## Input data
▬▬▬
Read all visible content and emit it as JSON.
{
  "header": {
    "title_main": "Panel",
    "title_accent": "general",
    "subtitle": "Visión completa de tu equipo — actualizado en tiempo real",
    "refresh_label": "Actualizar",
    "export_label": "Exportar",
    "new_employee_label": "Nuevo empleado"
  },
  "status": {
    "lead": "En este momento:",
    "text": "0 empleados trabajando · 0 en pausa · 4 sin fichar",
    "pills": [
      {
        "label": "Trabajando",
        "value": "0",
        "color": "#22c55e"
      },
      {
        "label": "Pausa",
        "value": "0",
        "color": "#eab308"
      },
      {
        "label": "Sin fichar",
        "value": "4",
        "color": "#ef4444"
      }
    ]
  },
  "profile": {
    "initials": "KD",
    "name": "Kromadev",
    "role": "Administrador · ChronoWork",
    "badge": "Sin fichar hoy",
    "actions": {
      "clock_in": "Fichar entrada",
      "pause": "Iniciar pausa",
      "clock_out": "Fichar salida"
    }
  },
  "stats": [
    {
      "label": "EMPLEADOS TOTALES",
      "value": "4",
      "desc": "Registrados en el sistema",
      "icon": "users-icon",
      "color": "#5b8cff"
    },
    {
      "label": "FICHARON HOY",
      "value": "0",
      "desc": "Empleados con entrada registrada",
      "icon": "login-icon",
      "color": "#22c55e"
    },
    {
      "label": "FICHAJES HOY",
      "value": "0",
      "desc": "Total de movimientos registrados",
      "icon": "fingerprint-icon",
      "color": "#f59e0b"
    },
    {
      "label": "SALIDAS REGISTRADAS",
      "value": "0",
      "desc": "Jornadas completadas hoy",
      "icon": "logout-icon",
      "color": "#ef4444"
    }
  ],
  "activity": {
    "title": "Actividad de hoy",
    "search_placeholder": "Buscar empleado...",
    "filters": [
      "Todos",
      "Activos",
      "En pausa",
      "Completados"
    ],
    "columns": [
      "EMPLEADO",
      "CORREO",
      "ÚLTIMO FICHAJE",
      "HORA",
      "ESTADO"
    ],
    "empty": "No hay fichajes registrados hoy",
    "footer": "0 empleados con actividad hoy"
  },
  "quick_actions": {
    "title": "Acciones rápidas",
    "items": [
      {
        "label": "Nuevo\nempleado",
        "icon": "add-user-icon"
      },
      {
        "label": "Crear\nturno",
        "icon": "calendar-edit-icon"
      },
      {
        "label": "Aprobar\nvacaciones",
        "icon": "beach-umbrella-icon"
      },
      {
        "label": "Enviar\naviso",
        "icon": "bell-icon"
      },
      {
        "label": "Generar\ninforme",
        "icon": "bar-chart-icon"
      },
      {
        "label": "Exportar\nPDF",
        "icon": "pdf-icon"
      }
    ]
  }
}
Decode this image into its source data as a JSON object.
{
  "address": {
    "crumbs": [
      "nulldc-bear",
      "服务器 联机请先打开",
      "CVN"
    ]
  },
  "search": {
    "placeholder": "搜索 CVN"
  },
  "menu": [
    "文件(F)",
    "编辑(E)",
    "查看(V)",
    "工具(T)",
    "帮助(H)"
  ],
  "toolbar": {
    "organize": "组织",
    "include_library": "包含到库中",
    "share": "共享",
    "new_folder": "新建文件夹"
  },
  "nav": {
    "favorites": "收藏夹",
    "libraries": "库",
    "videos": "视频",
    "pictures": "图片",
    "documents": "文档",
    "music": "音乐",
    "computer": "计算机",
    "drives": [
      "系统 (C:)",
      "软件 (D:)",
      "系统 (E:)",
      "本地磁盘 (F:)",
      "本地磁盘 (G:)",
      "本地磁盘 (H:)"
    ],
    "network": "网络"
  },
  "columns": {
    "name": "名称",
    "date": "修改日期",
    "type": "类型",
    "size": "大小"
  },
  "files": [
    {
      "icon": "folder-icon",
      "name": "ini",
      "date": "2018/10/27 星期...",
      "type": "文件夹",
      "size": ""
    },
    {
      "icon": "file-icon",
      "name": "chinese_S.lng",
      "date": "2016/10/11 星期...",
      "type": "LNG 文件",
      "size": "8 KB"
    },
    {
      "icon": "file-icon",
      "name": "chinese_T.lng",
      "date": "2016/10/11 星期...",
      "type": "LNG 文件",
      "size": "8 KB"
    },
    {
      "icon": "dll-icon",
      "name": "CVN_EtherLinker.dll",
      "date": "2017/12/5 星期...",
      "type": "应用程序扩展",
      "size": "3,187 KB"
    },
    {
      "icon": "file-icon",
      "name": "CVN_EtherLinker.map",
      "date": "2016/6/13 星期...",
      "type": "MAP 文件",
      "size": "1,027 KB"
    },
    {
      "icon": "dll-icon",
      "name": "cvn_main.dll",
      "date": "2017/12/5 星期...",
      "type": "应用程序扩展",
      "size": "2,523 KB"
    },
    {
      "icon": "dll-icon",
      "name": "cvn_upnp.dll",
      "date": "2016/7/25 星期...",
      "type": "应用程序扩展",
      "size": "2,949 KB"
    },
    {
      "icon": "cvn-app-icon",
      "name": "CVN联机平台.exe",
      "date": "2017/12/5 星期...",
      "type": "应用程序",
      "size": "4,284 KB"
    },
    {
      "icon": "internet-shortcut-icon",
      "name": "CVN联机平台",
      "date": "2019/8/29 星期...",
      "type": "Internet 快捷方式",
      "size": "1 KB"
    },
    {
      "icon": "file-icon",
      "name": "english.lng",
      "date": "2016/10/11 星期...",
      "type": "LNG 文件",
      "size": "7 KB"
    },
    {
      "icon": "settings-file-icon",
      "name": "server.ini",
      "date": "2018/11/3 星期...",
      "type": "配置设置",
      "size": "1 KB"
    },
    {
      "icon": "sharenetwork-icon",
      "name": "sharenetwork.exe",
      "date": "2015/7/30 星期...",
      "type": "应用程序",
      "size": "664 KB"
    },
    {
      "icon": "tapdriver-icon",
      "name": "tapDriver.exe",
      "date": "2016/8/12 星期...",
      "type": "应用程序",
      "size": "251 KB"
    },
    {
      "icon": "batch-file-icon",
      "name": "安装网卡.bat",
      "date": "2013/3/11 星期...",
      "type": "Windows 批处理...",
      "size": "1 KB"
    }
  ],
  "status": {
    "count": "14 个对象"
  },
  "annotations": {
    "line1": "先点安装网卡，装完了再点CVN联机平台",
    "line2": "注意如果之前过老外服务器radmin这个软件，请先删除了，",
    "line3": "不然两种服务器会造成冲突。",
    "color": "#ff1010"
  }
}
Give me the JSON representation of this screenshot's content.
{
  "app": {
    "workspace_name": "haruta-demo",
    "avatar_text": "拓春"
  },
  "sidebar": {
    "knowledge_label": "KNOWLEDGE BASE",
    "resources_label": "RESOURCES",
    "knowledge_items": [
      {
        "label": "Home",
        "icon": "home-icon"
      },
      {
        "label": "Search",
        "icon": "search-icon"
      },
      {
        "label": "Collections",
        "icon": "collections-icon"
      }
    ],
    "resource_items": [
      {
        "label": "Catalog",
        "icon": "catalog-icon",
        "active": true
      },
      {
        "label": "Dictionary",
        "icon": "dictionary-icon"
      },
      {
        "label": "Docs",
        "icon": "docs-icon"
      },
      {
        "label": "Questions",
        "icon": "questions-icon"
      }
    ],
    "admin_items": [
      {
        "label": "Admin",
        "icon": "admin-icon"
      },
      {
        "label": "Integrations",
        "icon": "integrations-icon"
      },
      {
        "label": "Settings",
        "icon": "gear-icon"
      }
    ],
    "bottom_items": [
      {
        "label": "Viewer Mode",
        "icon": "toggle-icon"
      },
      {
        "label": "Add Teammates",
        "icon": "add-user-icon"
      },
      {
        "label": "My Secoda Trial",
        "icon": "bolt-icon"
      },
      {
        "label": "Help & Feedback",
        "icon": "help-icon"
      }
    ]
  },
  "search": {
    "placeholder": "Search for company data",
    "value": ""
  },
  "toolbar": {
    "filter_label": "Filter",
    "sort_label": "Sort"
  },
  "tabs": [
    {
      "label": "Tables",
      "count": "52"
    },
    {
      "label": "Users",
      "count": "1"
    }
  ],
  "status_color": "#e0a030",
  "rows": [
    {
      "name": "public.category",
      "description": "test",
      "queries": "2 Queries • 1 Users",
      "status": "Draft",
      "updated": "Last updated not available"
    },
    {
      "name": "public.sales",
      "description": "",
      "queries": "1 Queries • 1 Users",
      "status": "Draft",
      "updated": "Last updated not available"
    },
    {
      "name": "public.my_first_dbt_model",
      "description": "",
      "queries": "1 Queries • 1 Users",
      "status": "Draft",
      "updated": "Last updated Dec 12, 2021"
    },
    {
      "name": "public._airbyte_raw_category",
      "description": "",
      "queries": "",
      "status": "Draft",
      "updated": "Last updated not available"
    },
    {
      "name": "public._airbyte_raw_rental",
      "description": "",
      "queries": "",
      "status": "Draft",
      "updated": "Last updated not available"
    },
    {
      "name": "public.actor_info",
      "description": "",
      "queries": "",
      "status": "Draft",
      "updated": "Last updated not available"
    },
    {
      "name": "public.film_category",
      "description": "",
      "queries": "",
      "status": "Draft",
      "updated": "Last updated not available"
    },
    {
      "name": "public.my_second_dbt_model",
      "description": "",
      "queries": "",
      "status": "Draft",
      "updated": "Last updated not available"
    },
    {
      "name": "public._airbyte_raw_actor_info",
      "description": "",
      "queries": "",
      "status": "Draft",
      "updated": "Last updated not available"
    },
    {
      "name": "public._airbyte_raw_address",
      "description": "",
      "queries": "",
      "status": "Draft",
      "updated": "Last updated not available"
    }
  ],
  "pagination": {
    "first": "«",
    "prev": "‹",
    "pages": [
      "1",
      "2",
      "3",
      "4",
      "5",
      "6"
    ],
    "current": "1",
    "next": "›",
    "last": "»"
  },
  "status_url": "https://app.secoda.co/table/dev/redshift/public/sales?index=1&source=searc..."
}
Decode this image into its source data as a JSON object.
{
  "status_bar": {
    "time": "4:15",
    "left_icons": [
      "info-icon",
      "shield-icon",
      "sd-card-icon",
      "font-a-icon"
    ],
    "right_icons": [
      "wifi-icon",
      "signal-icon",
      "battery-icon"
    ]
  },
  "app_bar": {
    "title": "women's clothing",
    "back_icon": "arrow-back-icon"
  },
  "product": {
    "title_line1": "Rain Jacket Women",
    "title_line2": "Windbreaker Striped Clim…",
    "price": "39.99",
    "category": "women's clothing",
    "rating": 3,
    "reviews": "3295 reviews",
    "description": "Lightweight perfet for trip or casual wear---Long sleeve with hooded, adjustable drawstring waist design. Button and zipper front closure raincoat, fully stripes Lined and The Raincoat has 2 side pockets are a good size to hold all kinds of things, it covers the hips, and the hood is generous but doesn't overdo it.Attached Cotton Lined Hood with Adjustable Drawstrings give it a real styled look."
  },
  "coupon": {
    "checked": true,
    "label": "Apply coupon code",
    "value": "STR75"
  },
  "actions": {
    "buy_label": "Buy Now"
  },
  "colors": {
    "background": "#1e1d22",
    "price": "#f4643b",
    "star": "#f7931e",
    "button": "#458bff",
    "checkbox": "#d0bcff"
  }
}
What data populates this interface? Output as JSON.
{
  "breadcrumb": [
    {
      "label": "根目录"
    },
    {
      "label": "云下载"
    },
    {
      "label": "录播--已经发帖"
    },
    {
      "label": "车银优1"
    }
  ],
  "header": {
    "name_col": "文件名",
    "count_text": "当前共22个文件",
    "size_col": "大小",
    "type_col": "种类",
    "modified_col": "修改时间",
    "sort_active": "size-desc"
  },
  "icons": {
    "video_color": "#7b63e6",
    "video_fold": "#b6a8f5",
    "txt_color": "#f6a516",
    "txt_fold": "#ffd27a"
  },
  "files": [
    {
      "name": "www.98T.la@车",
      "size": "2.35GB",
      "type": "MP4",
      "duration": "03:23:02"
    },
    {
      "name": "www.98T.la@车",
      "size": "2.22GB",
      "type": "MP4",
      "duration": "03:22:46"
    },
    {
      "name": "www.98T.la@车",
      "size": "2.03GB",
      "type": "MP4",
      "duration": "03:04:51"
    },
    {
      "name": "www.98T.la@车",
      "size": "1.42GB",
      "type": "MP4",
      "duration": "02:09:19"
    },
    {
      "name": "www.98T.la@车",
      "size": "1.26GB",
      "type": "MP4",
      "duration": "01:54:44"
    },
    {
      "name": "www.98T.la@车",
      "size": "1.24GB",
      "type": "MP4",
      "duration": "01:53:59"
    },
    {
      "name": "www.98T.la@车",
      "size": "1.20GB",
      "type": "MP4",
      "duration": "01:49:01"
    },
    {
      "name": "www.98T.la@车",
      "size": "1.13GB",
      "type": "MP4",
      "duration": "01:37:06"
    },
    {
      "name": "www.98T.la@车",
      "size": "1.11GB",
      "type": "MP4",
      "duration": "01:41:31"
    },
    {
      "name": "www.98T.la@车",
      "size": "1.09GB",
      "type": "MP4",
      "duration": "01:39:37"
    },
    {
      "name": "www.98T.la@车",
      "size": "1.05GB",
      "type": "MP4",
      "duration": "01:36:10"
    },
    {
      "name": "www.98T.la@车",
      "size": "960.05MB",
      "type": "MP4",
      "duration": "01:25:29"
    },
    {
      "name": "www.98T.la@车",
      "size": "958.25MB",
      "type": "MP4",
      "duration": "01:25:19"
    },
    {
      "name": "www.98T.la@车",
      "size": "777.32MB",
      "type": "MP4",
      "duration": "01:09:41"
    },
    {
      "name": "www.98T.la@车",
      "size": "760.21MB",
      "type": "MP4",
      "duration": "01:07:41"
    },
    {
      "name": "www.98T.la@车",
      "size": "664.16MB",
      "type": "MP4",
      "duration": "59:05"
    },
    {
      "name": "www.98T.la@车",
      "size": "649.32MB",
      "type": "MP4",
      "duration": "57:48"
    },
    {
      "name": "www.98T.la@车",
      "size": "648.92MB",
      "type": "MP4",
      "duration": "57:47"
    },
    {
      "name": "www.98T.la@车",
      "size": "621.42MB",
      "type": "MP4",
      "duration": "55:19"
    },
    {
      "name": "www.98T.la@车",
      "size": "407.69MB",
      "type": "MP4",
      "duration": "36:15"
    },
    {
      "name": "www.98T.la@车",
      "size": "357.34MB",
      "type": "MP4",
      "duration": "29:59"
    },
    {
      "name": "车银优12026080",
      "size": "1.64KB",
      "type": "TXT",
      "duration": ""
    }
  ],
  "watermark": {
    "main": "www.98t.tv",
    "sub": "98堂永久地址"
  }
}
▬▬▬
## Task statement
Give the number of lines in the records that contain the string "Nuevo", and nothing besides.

## Solution
2